- 00:01 A plaque on the site of Alberto Cardín’s former home
- 02:53 Warriors, shamans, and transvestites: first contact with Alberto Cardín
- 11:39 Epitaph for Alberto Cardín
- 20:05 An unfinished script
- 30:59 "No es homosexual simplemente el homófilo sino el cegado por el falo perdido"
- 43:39 The landscape and locations are also characters in the film
- 51:45 Satellite projects
- 56:11 Another satellite project
- 59:14 Allowing oneself to be affected by the research
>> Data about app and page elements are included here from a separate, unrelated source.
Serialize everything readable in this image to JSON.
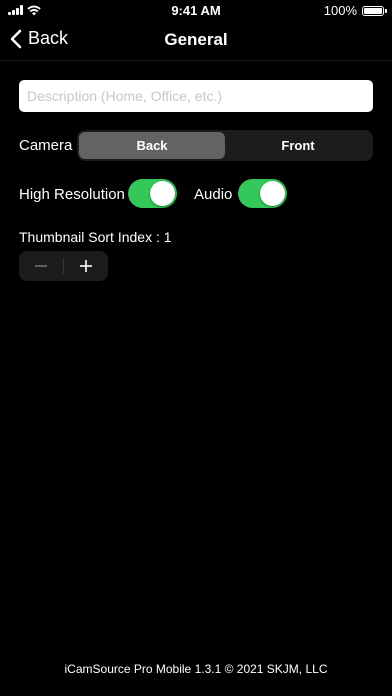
{
  "status_bar": {
    "time": "9:41 AM",
    "battery": "100%"
  },
  "nav": {
    "back_label": "Back",
    "title": "General"
  },
  "description": {
    "placeholder": "Description (Home, Office, etc.)",
    "value": ""
  },
  "camera": {
    "label": "Camera",
    "options": [
      "Back",
      "Front"
    ],
    "selected": "Back"
  },
  "high_resolution": {
    "label": "High Resolution",
    "on": true
  },
  "audio": {
    "label": "Audio",
    "on": true
  },
  "thumbnail": {
    "label": "Thumbnail Sort Index : 1"
  },
  "footer": {
    "text": "iCamSource Pro Mobile 1.3.1 © 2021 SKJM, LLC"
  },
  "colors": {
    "toggle_on": "#34c759",
    "segment_active": "#636366",
    "background": "#000000"
  }
}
El Palomar is the artist duo Mariokissme (b. Campillos, Málaga, 1980) and R. Marcos Mota (b. Tarragona, 1988). Since the start of the project in 2013, they have developed a radical, situated artistic practice combining research, education, aesthetics, and memory to raise political urgencies that affect the queer/transmaricabollo community.
In FONS AUDIO #53 El Palomar tell us about their work in the MACBA collection Not Only Homophiles Are Homosexual, but Also Those Blinded by the Lost Phallus, a project in which they take up an unfinished, unproduced script by essayist and anthropologist Alberto Cardín and decide to make the film by their own means. In the course of rereading (and rewriting) Cardín’s cinematic vision, and through a process of immersion and meticulous research into its immediate context and background, El Palomar reconstruct a chapter in our history of sexual dissent, which is today still full of gaps and absences. Chief among them, Alberto Cardín.
Approaching anthropology from an LGTBI perspective, the prolific Asturian writer Cardín anticipated what would, years later, become queer culture. Before dying of AIDS, he bequeathed his personal archive to the Asturian Philosophy Society at the University of Oviedo. Decades later, thanks to Mariokissme’s personal research, the script came into the hands of El Palomar, sparking the desire to bring the film to life. Thus, the project creates a temporal connection with the Barcelona of 1976, reimagined and performed from the present. As it reconstructs the clues that can be found in Cardín’s bequest, it also defends his role and questions his silencing.
The script touches on the themes that Cardín later worked on in his theoretical corpus. At the same time, it is a historical document of a very significant moment in the Spanish transition, in the leadup to the political reform bill that led to the first democratic presidential election after Franco’s dictatorship. It reflects that moment well, and anticipates what has come to be described as “transition cinema”. It also anticipates queer theory’s revision of the gender perspective.
El Palomar brought Alberto Cardín’s script to the screen in an installation that presents the film along with the documentation that went hand in hand with its production, and a series of posters by various artists that were used to introduce the different scenes. Cabello/Carceller, Francesc Ruiz, Dora García and Nazario are among the artists who created posters based on notions that are explored in the film—such as perversion and truth—and also on other issues that interested Cardín, such as Lacanian psychoanalysis, the filmmaker Pier Paolo Pasolini, and Daniel Paul Schreber, the German judge whose early 20th century memoir recounts his discomfort with his heterosexual cisgender identity, a sensibility that was stigmatised by health institutions of the time and later upheld by classical psychoanalysis.